Please use this identifier to cite or link to this item:
|Type:||Artigo de periódico|
|Title:||Endothelial wall thickness, cardiorespiratory fitness and inflammatory markers in obese and non-obese adolescents|
|Author:||Silva, Larissa R.|
Lopes, Wendell A.
Coelho-e-Silva, Manuel J. C.
|Abstract:||Background:Increased carotid intima-media thickness (c-IMT) is considered a marker of early-onset atherosclerosis and it has been found in obese children and adolescents, but the risk factors associated with this population remain to be elucidated.Objective : To compare and verify the relationship between c-IMT, metabolic profile, inflammatory markers, and cardiorespiratory fitness in obese and non-obese children and adolescents.Method : Thirty-five obese subjects (19 boys) and 18 non-obese subjects (9 boys), aged 10-16 years, were included. Anthropometry, body composition, blood pressure, maximal oxygen consumption (VO2max), and basal metabolic rate were evaluated. Serum glucose, insulin, homeostasis model assessment of insulin resistance (HOMA-IR), blood lipids, C-reactive protein (CRP), and adiponectin were assessed. c-IMT was measured by ultrasound.Results:The results showed that c-IMT, triglycerides, insulin, HOMA-IR, and CRP values were significantly higher in the obese group than in the non-obese group, and high-density lipoprotein cholesterol (HDL-c), adiponectin, and VO2max values were significantly lower in the obese group than in the non-obese group. The c-IMT was directly correlated with body weight, waist circumference, % body fat, and HOMA-IR and inversely correlated with % free fat mass, HDL-c, and VO2max.Conclusions : Our findings show that c-IMT correlates not only with body composition, lipids, insulin resistance, and inflammation but also with low VO2max values in children and adolescents.|
|Editor:||Associação Brasileira de Pesquisa e Pós-Graduação em Fisioterapia|
|Appears in Collections:||Unicamp - Artigos e Outros Documentos|
Files in This Item:
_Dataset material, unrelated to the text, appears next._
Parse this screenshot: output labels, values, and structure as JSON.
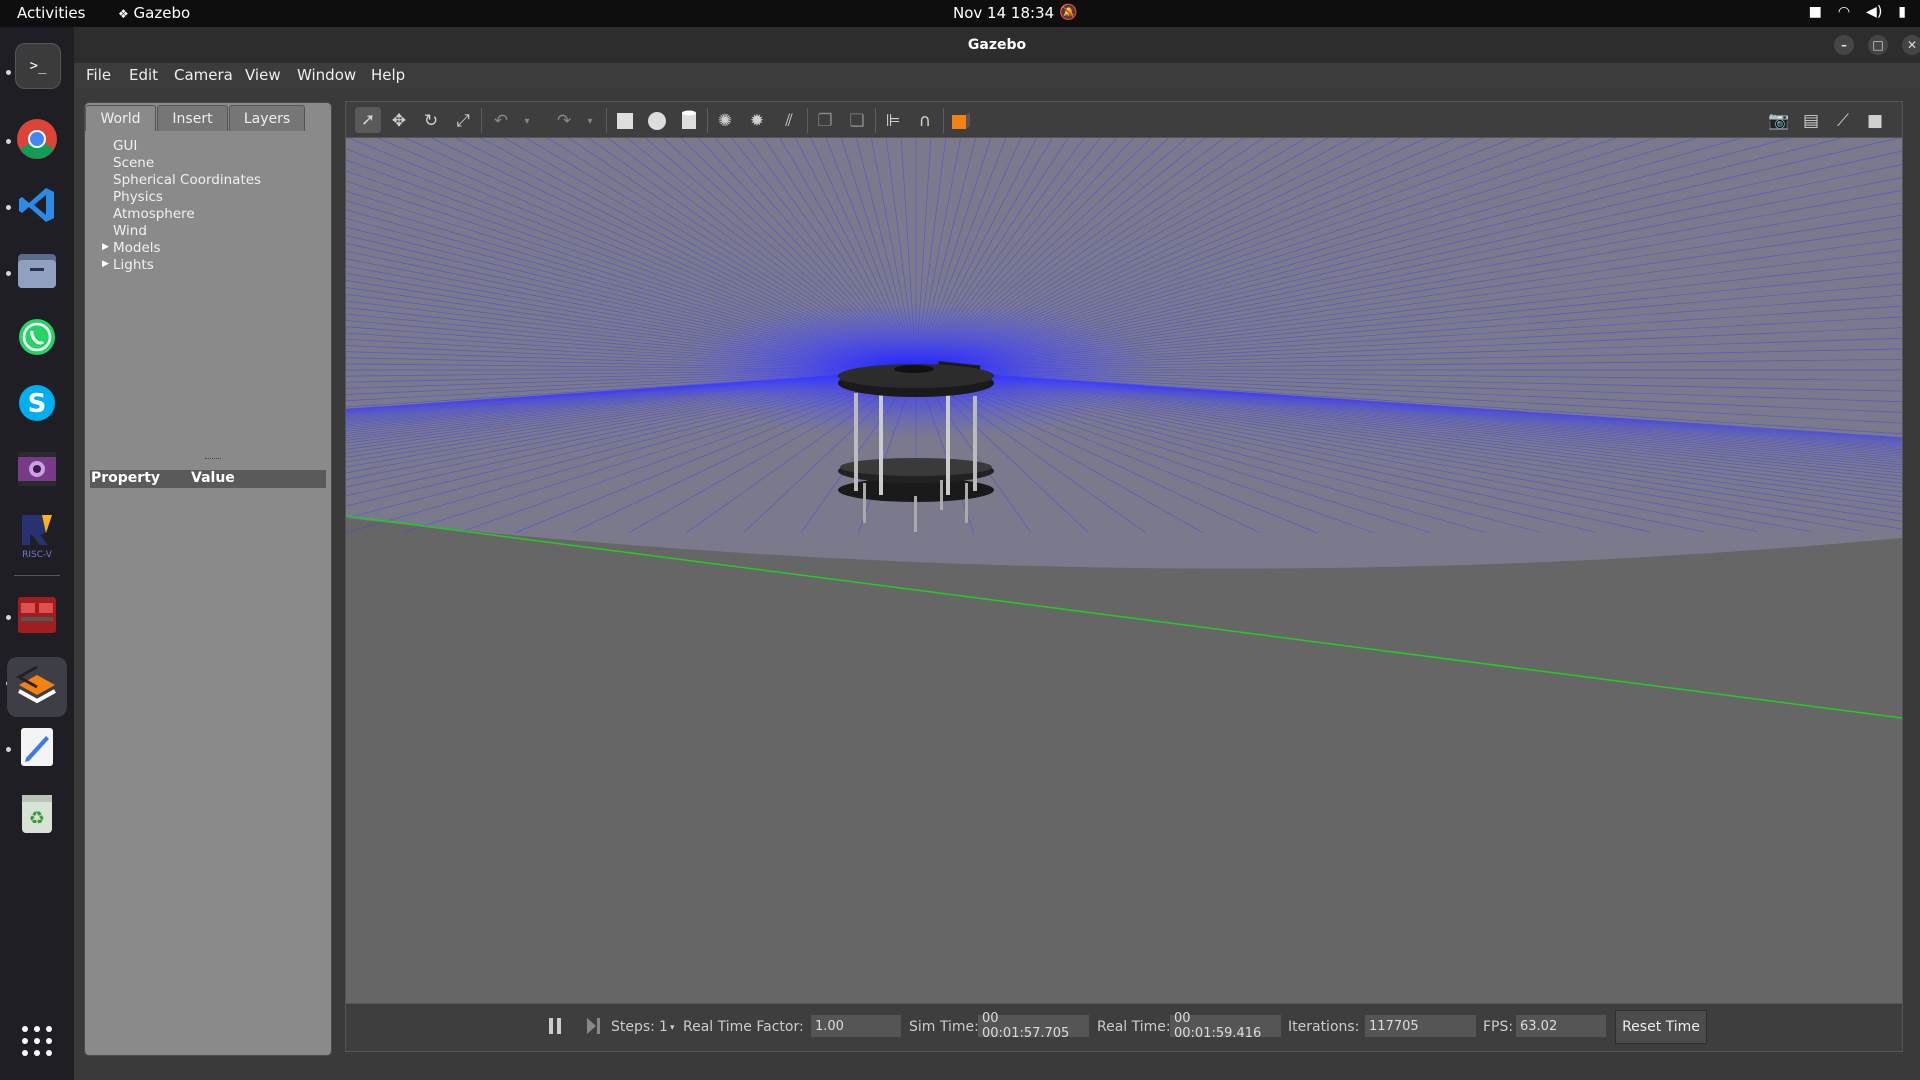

|S1413-35552014000100047.pdf||558.17 kB||Adobe PDF||View/Open|
Items in DSpace are protected by copyright, with all rights reserved, unless otherwise indicated.